But Buchananism won't go away after this election. And in the long run, it poses a greater challenge to the divided left. It should force a great many "liberal" intellectuals to take their glib antiliberalism seriously–to examine all the conclusions that proceed from their trendy attacks on dynamism and cosmopolitan values.

Buchananism is a coherent ideology. It provides a unified vision of a static America, in which both social and economic institutions remain fixed through the exercise of rhetorical ostracism and government power–and in which nation and tribe are equally static. The two halves of this ideology cannot be separated. Viciously anti-cosmopolitan language about the consumers of foreign goods–politically essential to radical protectionism–cannot peacefully coexist with a cosmopolitan social regime that tolerates the consumption of unpopular cultural goods or minority lifestyles. Buchanan knows this. His intellectual allies, with the exception of Lasch, who is dead, generally haven't admitted it.

Buchanan's racially tinged language, his use of anti-Semitic code words, his defense of the Civil War South, his celebration of tribalism, his anti-gay attitudes, and his attacks on business "butchers," financial markets, legal immigration, and international trade are all part of the same world view. It is a world view that rejects as evil and treasonous what Frederick Turner has called "the universal solvents," the commerce and popular art that cross national boundaries, intermix cultures, and reveal a common humanity. It is a world view that condemns the pursuit of happiness–or even the pursuit of truth–when it creates socially disruptive change.
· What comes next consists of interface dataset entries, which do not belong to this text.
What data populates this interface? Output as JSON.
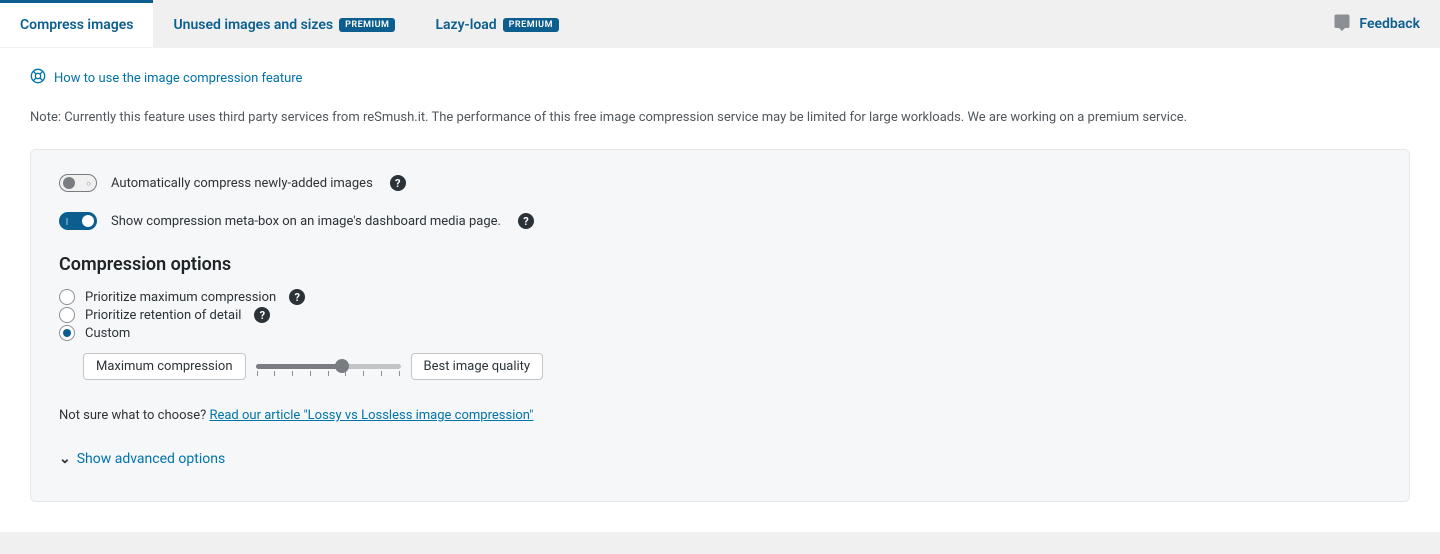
{
  "tabs": {
    "compress": "Compress images",
    "unused": "Unused images and sizes",
    "lazyload": "Lazy-load",
    "premium_badge": "PREMIUM"
  },
  "feedback": "Feedback",
  "help_link": "How to use the image compression feature",
  "note": "Note: Currently this feature uses third party services from reSmush.it. The performance of this free image compression service may be limited for large workloads. We are working on a premium service.",
  "toggles": {
    "auto_compress": "Automatically compress newly-added images",
    "meta_box": "Show compression meta-box on an image's dashboard media page."
  },
  "section_title": "Compression options",
  "radios": {
    "max_compression": "Prioritize maximum compression",
    "retention": "Prioritize retention of detail",
    "custom": "Custom"
  },
  "slider": {
    "left_label": "Maximum compression",
    "right_label": "Best image quality"
  },
  "article": {
    "prefix": "Not sure what to choose? ",
    "link": "Read our article \"Lossy vs Lossless image compression\""
  },
  "advanced": "Show advanced options"
}
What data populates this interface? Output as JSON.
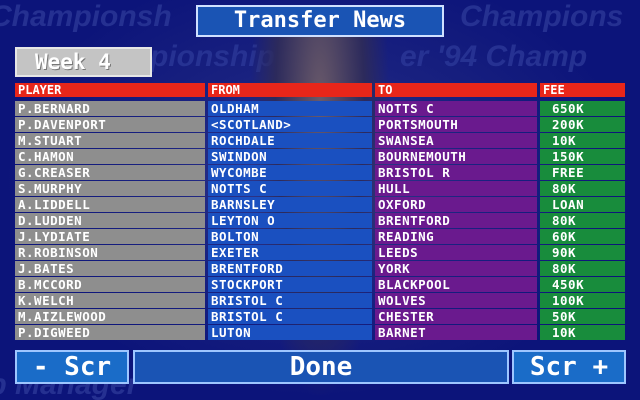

This static ideology requires regular denunciations of consumer choice, individual ambition, and anyone who turns his (or, worse, her) back on the old neighborhood. It relies on sweeping generalizations about the attitudes of broad classes of people. It inevitably divides the world into good and evil, our folks and theirs. It cannot achieve the control it craves any other way.

"The battle for the future," writes Buchanan, "will be as much a battle within the parties as it will be between the parties, a battle between the hired men of the Money Power who long ago abandoned as quaint but useless old ideas of nationhood–and populists, patriots and nationalists who want no part of Robert Rubin's world." Lasch said the same thing, to wide acclaim from the intellectual establishment. He just tactfully left names like "Rubin" out of it.

You cannot build a tolerant nation by denouncing people for working with their minds, traveling abroad, buying and selling financial capital, or simply expressing optimism about America's future. You cannot preach a politics of anti-cosmopolitan hate and expect it to stay safely contained within anti-business boundaries. Michael Lind will not get the America of his dreams, a dynamic culture complete with gay marriage and transracial mixing, by suggesting that everyone who supports international trade and large-scale immigration is an unpatriotic elitist looking for cheap household help.

Such sentiments are popular on the intellectual left, a way of sneering at trade and traders, of pretending to be one with "the people" while denouncing their taste for shopping malls and Japanese cars. But, as conservatives are fond of saying, ideas have consequences. And the most recent consequence of cheap antiliberalism is Pat Buchanan. It's time his intellectual allies owned up to their responsibility.